Well, to focus the f3.5 lens, I unscrew the front element.

The f2.5 lens doesn't have a detachable front element, so I focus the lens by unscrewing it from the adapter.

This actually works quite well—in both instances—and probably more so with the f3.5 lens, because the threads on the lens are finer than the mounting thread. With the f2.5 lens I can focus the lens very precisely, but the amount of slop in the threads means that I have to either "focus" the lens and allow it to 'hang' from the mount, or I can hold the lens firmly against the mount as I focus. The difference between the two techniques produces significantly different focus points. I prefer the latter method.

With both lenses the processes can get a little fiddly as the aperture ring and the mounting (in the case of the f3.5 lens) have a tendency to move as well. The amount of dexterity required can slow down shooting considerable, and one loses that RF-like advantage of shooting quickly with small fast lenses.

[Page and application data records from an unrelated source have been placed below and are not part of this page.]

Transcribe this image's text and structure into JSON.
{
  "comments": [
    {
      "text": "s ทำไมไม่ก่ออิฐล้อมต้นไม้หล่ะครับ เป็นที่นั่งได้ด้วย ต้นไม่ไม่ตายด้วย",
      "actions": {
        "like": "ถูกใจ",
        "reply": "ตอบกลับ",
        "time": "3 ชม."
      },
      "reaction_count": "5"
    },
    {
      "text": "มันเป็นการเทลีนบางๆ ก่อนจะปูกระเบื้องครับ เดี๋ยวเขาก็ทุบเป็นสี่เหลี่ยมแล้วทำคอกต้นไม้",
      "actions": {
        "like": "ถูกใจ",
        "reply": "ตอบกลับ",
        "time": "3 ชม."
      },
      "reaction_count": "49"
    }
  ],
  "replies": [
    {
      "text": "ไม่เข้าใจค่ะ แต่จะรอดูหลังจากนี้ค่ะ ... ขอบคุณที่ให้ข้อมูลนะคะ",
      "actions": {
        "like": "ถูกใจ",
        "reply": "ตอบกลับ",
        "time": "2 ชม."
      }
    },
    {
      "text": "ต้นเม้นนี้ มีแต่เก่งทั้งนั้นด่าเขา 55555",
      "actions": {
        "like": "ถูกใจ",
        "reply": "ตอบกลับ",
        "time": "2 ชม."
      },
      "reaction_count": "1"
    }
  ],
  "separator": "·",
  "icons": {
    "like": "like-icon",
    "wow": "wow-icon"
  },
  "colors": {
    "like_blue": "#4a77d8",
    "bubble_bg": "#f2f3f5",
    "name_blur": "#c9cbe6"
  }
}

As an alternative to loosening the front element or the mount, another possible way to focus these lenses is by using shims or extenders and setting an acceptable fixed-focus distance. One can then refer to a DoF scale to determine an in-focus range and use the camera as a fixed-focus point-and-shoot—that is, use the lens as it was probably intended.

This method is more applicable with the f2.5 lens than the f3.5 lens, because the latter lens is already "shimmed" by virtue of its inability to mount completely—hence the 10-12 inch focus point.

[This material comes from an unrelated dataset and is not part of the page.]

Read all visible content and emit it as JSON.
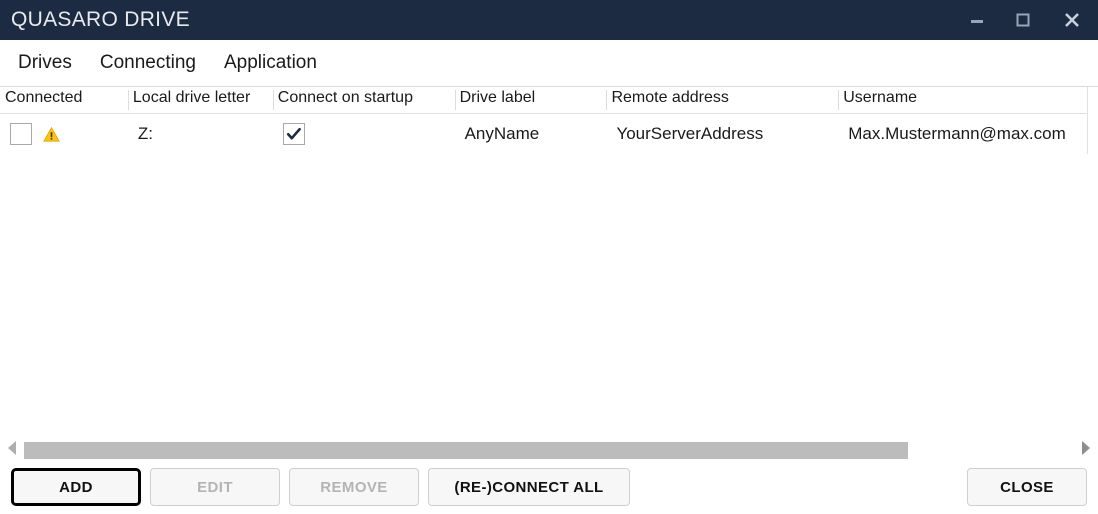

I picked up a couple of shims, a 1 mm and a .5 mm and three 5mm extenders.

With the shims, I can get focus points of about 6'8" with the .5 mm shim and 3'4" with the 1 mm shim.
The .5 mm shim at a higher f-stop could be very usable for shooting as a fixed-focus point-and-shoot. (I'd really like to pick up a shim or create one that will allow me to set the focus at infinity.)

With the three 5 mm shims I can get six inches with one, three inches with two, and 1.5 inches with three.

Obviously, the macro possibilities when using extenders is interesting.

So, these diminutive little lenses have an appeal, but they have their drawbacks—the least of which is the odd looks you might get from the DSLR crowd (we RF users are used to that mild annoyance). Compatibility and focusing could be an issue, and these are things one should consider carefully. In the end, what good are these little lenses if one can't use them for the intended purpose. Of course, the real appeal of c-mount lenses is the signature they are capable of producing, and it's really one of the biggest reasons to delve into c-mount-to-MFT.

The two lenses discussed here compared to a focus-capable Wollensak 25/1.5.

Thursday, February 10, 2011

Woe to Film Users

The following chart shows the price of silver over the last five or so years.

It's the same chart that is using in an open letter to their customers announcing an 8-18% increase in film prices.